Politico noticed this morning that, after weeks of hype, the president and his many friends at Fox have grown strangely quiet about hydroxychloroquine lately “for reasons that remain unclear.”

Is this why? Did Trump maybe get a heads up that a study of patients in the government’s own care was in the works that was going to prove embarrassing to him? That would have been his cue to climb off the HCQ express quickly and quietly.

This is at least the third study this month to find no clear benefit from treating coronavirus patients with hydroxychloroquine. The most encouraging thing we can say about it as a potential therapy for COVID-19 is that results are “mixed,” which doesn’t bode well for it becoming a reliable therapeutic. In fact, say the authors of today’s stay, VA patients treated with HCQ were more likely to die than patients who didn’t receive the drug.

The nationwide study was not a rigorous experiment. But with 368 patients, it’s the largest look so far of hydroxychloroquine with or without the antibiotic azithromycin for COVID-19, which has killed more than 171,000 people as of Tuesday…

About 28% who were given hydroxychloroquine plus usual care died, versus 11% of those getting routine care alone. About 22% of those getting the drug plus azithromycin died too, but the difference between that group and usual care was not considered large enough to rule out other factors that could have affected survival.

Hydroxychloroquine made no difference in the need for a breathing machine, either.

Researchers did not track side effects, but noted hints that hydroxychloroquine might have damaged other organs.

“I think we’re all rather underwhelmed” by the drug’s efficacy for coronavirus, said one University of Wisconsin doctor to the AP. You can read the full study here. Of note: Hydroxychloroquine was more likely to be prescribed to patients with more severe disease, which may help explain why patients who were given the drug were more likely to die. That’s one potential problem with the study, that not everyone was given the drug at the same stage of the illness. But the authors say they took that into consideration when modeling to try to control for those differences: “Nevertheless, the increased risk of overall mortality in the hydroxychloroquine-only group persisted after adjusting for the propensity of being treated with the drug.” They also considered differences among patients in “comorbidities, medications, clinical and laboratory abnormalities” before drawing their conclusions. Did the drug hasten patients’ demise?

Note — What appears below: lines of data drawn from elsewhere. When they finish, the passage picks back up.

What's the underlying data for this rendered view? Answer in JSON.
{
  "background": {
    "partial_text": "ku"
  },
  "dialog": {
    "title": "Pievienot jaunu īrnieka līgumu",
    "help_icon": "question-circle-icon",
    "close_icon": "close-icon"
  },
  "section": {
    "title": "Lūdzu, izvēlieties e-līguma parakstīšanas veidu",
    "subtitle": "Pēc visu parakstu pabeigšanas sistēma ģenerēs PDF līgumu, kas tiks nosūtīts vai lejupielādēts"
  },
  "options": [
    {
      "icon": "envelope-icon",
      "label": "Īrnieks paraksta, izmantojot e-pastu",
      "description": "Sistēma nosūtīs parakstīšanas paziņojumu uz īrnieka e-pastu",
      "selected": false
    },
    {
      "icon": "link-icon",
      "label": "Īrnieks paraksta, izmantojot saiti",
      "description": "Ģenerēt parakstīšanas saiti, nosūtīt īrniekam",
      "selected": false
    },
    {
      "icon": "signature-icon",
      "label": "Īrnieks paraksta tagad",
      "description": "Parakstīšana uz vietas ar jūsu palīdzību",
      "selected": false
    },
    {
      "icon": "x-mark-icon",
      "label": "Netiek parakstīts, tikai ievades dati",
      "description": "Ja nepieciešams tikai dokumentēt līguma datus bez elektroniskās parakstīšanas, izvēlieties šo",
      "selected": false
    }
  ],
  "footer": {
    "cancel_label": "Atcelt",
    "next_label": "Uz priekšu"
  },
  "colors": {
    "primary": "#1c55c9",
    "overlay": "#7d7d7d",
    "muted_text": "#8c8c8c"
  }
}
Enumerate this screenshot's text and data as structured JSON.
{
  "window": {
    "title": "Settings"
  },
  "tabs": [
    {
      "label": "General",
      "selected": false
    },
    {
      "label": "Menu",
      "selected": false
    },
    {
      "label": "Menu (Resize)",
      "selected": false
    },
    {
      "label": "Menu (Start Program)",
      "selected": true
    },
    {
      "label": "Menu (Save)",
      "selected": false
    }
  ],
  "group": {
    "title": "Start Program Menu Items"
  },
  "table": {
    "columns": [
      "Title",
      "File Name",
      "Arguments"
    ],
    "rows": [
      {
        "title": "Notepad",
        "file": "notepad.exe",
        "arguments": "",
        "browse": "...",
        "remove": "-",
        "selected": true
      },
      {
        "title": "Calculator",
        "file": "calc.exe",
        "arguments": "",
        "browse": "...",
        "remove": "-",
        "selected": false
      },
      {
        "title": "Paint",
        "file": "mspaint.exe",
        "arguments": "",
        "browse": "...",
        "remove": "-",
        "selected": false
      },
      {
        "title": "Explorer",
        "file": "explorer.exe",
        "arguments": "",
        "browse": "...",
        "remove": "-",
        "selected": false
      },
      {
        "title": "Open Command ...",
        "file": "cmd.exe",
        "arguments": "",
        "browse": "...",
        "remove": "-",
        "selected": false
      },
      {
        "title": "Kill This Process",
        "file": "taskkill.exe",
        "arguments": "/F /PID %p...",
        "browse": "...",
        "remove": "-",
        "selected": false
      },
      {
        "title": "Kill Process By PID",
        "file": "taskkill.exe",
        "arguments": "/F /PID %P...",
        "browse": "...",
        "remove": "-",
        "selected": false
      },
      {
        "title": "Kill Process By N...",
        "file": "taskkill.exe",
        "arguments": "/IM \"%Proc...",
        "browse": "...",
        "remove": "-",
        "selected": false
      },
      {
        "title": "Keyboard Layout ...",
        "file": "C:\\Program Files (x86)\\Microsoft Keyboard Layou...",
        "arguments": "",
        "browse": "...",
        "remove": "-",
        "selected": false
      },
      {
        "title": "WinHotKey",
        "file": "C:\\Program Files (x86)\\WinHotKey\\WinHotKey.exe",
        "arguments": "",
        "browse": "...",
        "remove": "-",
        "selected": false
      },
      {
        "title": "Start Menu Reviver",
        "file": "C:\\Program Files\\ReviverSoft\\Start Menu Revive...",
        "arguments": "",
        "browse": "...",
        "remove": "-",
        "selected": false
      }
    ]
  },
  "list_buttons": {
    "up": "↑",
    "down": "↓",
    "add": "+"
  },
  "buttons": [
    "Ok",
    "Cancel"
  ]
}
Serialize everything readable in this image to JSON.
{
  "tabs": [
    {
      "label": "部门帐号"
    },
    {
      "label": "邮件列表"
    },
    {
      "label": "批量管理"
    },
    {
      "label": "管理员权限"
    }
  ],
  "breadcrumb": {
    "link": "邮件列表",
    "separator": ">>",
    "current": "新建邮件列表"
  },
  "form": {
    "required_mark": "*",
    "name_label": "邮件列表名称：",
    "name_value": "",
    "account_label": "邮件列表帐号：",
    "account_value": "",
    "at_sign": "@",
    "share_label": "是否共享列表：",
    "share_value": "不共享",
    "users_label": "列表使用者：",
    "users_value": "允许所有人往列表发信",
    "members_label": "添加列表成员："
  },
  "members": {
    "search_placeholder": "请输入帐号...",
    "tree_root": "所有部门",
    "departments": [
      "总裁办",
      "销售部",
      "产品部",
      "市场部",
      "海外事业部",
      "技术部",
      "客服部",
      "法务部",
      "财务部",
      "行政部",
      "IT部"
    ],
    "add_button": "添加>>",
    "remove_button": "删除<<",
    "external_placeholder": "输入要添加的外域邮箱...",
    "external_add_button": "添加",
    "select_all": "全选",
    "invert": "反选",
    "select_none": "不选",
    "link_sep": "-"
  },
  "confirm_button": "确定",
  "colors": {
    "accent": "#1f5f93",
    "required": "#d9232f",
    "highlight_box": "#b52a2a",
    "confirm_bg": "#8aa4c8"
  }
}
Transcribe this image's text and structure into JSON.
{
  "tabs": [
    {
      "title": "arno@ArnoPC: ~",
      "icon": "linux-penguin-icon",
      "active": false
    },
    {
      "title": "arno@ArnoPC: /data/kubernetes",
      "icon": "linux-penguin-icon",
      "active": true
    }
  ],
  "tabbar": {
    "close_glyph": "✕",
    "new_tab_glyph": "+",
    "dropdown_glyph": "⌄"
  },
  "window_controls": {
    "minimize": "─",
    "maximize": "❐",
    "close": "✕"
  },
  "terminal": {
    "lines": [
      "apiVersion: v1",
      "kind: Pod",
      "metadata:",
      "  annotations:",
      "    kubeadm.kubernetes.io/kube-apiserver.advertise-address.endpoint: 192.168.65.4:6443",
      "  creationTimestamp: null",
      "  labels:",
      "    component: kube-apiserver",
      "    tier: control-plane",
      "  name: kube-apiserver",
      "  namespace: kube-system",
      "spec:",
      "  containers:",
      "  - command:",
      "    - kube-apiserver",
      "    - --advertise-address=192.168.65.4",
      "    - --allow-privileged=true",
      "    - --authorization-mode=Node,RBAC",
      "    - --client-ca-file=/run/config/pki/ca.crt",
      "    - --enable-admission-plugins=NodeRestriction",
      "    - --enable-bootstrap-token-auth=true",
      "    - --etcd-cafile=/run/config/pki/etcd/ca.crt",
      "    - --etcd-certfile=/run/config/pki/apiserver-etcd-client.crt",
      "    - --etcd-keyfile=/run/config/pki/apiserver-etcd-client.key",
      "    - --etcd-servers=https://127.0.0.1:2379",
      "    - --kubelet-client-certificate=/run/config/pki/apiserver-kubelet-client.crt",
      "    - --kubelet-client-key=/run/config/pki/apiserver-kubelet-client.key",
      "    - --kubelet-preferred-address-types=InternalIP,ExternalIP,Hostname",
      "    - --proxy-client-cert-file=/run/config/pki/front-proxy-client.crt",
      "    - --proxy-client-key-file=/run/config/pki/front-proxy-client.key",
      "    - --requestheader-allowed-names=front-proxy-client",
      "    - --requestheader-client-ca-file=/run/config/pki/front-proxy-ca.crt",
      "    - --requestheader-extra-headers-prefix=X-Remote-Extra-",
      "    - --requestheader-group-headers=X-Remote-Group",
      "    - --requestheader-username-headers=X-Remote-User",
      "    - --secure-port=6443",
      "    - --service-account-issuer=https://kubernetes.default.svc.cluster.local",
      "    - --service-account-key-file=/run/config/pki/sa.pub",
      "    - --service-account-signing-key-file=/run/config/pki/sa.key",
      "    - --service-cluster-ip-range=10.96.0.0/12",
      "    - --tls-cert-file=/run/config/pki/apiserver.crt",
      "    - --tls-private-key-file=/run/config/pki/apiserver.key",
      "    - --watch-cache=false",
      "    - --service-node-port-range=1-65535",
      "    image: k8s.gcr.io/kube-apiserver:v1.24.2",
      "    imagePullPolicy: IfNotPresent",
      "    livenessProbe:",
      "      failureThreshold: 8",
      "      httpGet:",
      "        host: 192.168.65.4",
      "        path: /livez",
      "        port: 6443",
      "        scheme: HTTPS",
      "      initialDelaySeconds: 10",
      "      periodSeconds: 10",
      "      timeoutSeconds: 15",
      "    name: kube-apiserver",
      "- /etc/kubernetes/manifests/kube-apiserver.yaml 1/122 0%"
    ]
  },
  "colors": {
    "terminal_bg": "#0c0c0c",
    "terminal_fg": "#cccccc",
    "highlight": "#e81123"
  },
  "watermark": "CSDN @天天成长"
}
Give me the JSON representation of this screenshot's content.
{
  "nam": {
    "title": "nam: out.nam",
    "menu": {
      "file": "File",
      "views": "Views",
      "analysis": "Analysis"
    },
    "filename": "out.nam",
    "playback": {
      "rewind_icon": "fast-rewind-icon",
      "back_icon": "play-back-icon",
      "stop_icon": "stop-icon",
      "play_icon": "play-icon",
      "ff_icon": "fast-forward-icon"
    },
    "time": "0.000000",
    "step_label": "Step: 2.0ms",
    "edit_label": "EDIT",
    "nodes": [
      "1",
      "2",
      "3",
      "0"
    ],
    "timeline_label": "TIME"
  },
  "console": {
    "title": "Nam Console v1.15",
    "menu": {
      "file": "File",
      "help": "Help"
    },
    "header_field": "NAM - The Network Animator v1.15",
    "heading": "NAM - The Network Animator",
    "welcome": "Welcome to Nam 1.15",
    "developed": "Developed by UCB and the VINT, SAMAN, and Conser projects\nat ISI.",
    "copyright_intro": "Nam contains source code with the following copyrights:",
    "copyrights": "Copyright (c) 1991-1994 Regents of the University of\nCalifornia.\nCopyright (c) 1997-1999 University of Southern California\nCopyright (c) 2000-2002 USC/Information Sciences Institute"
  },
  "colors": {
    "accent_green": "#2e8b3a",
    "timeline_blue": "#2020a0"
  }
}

A Twitter pal notes that, based on these results, the effective ingredient in the “HCQ + azithromycin” equation may not be HCQ:

This passage from the study is interesting, and may explain why promising results for HCQ against COVID-19 *in the lab,* as observed by Chinese doctors, might not translate into promising results in actual people:

Hydroxychloroquine could conceivably work against the virus in high doses — too high to be safely ingested by people.

John Cornyn puts the best possible result on the verdict:

Yes, clinical trials will answer the question definitively. But it takes giant stones for a top Republican to demand people reserve judgment on this drug until clinical trials are finished when Trump’s been out there for weeks encouraging people to give it a shot (“What do you have to lose?”), knowing that lupus patients who need hydroxychloroquine were destined to run into shortages as a result.

The HCQ result is depressing but this is more hopeful:

A young COVID-19 patient at the Children’s Hospital of Philadelphia is recovering after receiving donated plasma, marking a possible breakthrough in the fight against the coronavirus pandemic…

“So it took us from start to finish from when we said we wanted to use it to it actually being in the patient around 40 hours,” Dr Teachey said.

The treatment is still in an experimental stage and doctors could not say conclusively that it was the primary reason for the child’s recovery. Dr. Teachey still believes the results are encouraging however.

It’ll take clinical trials before we know if that works too, but plasma treatments have worked for ages against other diseases. Experts like Scott Gottlieb have been touting them as an obvious near-term hope for treating COVID. The sooner, the better: The one-month death toll from coronavirus has already surpassed the number of deaths from the flu across the entire 2018-19 flu season.